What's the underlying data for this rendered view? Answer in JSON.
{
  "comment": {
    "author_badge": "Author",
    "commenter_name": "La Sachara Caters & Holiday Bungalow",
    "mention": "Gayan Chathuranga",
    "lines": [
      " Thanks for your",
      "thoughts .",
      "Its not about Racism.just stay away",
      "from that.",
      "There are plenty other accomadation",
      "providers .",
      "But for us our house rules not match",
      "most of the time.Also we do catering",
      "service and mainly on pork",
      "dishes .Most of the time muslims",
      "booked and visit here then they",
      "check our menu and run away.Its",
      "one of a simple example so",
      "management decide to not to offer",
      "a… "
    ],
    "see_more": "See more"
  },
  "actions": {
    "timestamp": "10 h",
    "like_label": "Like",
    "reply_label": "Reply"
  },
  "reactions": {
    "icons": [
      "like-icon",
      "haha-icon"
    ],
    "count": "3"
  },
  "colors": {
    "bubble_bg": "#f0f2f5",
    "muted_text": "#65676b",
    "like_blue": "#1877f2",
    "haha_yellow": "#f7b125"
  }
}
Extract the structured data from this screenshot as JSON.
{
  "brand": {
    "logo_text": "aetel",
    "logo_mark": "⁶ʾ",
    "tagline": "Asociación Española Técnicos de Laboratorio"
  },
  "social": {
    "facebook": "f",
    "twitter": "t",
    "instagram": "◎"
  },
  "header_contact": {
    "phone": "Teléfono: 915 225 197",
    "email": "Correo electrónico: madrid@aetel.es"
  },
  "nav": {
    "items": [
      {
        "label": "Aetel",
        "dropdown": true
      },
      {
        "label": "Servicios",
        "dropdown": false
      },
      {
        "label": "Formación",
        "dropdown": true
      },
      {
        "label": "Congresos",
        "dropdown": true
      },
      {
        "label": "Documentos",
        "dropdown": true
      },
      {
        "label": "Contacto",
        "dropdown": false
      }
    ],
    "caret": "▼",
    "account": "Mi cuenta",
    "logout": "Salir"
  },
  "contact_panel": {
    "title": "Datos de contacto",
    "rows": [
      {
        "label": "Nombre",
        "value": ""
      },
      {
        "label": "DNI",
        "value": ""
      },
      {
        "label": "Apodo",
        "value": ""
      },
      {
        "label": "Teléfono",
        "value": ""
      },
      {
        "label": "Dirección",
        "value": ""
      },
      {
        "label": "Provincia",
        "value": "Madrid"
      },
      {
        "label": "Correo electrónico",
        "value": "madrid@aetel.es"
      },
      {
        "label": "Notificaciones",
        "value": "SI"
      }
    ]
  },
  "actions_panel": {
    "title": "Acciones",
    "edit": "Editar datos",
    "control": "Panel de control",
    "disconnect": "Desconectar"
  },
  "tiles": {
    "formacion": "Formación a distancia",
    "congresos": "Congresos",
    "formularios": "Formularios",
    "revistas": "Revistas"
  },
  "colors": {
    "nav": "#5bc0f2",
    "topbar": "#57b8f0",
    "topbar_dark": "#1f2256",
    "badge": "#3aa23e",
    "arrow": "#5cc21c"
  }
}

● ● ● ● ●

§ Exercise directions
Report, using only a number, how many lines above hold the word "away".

§ Response below
2